A Problem-Solving Tool: SWOT

A Problem-Solving Tool: SWOT

To evaluate a public relations project or campaign, you can use the SWOT analysis, a strategic planning method that allows you to get a better understanding of the situation so you can make justified and positive adjustments.

This tool, credited to Albert Humphrey, is one that, if done at the beginning of a project or start of a decision-making process, can certainly be returned to at any point of the projects implementation. This SWOT analysis is the core of your project, its foundation, that if you are ever lost while on the path to making a decision, you can simply refer back to your SWOT analysis to redirect yourself on a profitable course.

Strengths: Attributes of the organization that are helpful to achieving the objective.
Weaknesses: Attributes of the organization that are harmful to achieving the objective.
Opportunities: External conditions that are helpful to achieving the objective.
Threats: External conditions that are harmful to achieving the objective.

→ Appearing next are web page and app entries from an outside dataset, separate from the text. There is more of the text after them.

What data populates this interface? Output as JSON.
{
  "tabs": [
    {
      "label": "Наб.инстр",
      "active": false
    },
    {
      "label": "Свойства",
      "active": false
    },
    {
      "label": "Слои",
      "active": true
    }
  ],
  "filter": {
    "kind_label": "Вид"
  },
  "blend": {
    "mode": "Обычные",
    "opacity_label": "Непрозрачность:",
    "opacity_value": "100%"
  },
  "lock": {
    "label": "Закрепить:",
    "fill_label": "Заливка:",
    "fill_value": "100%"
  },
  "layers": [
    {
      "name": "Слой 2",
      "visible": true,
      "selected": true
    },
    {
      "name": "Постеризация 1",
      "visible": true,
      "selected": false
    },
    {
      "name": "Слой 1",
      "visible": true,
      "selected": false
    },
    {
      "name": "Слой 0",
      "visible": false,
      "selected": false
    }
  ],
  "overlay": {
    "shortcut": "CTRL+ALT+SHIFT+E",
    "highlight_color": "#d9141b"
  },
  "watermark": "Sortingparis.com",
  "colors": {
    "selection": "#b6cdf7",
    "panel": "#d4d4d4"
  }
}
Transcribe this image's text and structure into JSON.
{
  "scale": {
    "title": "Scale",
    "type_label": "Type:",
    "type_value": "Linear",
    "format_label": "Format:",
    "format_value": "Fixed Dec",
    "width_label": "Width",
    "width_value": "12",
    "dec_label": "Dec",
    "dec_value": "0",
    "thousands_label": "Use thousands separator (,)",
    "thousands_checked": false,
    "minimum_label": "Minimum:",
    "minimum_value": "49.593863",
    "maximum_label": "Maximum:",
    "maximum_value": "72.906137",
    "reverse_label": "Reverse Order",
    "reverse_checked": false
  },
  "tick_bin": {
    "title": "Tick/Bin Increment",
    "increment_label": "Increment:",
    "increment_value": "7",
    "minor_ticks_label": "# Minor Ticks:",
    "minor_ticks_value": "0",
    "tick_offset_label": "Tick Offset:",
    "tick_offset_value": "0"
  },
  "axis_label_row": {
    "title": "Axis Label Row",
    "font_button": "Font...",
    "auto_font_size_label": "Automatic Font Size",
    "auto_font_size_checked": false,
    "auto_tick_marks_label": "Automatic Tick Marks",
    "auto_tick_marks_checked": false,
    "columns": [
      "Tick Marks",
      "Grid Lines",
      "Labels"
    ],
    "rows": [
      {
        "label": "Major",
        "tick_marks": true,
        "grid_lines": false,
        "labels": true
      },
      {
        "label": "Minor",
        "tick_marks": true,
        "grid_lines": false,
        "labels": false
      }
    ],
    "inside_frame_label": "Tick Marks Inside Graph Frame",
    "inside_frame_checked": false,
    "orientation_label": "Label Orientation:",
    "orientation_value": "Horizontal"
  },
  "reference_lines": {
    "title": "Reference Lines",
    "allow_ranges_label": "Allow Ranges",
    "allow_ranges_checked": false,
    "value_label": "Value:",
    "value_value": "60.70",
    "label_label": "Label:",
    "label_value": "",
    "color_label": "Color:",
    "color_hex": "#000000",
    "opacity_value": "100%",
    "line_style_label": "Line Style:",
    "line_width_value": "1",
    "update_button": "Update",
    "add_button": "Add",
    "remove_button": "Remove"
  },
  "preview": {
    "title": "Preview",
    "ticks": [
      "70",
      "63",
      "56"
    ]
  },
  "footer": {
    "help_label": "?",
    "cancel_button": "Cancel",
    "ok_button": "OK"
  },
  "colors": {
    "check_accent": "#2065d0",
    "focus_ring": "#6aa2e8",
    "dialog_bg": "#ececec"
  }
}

What you may have noticed is that this analysis focuses both on internal affairs as well as external. Strengths and Weaknesses are regarded distinctly as internal factors, whereas Opportunities and Threats are regarded distinctly as external factors.

It is extremely important to label the conditions and attributes correctly in relation to whether they are internal or eternal as it is this sort of labeling that assists you in prioritizing, classifying your actions in order of importance.

For a visual examples and more information on the SWOT analysis, I suggest visiting this site.

Traceurs Are Not The Only Ones To Acquire Calluses

Callus: An especially toughened area of skin which has become relatively thick and hard in response to repeated friction or pressure,

While there is only one definition of Calluses, there are multiple forms of Calluses and of all the forms, they can be  summarized into two categories: The Good and The Bad.

The Bad

When things do not go the way we want, we often consider it a failure. With repetition, this will cause friction and eventually we will quit expecting great things for ourselves and no longer take any risks. We build a resistant callus of comfort toward the world. In addition to these mental calluses, we often form emotional calluses. We become tougher on others, sometimes so much that it produces more of a negative outcome than a positive one. Even in relationships, we may form calluses that prevent us from getting close to others again. In summary, when bad experiences begin to add up, the calluses formed in our minds and hearts become thickened. The real question to ask is are we really protecting ourselves from more bad than we would expose ourselves to greatness by becoming vulnerable?

The Good

“What doesn’t kill us, makes us stronger”, “Failures are stepping stones to success”, “Being strong does not mean avoiding the truth. It means accepting it, learning about it, and dealing with it head on.” I could spend days listing all the famous quotes and sayings about strength. What it breaks down to is the strongest of individuals build calluses around their failures and their weakest points. Whenever they are exposed to one of their faults, they allow a callus to grow in its place. Instead of growing calluses that prevent us from failure, it’s a positive behavior to grow calluses where their was a failure.

With enough failures, there will be no limitations.

On a handout titled “What To expect At A Wisconsin Parkour Class” the following was written..

“There is a saying in Parkour, that ‘Our fitness is our armor.’ This is the rationale behind our safe, incremental progressions, and also behind why we don’t wear gloves for training. We climb and crawl on concrete, railings, cement, gravel, and other urban and natural surfaces. As such, your hands will likely experience small cuts/scrapes, blistering, and some discomfort during class. Over time these will toughen up and will provide ‘natural gloves’ to protect your hands while doing Parkour. Many new students are surprised to truly feel concrete on their hands the first few times they train, and are also surprised at how quickly the discomfort goes away with regular practice.”

The Great

Isn’t the last line the absolute greatest? “and are also surprised at how quickly the discomfort goes away with regular practice“. Parkour remains a constant reminder to me that in order for me to grow where I am weak, to repair where I have faltered, I must continuously practice my behaviors in order to strengthen them – to acquire positive calluses. I look at it as this, whatever hell you come out of, whatever scrapes and scars you leave with – you will always become twice as strong. So who’s up for round 2?

Stay Positive and Acclimate To Your Strength

Garth E. Beyer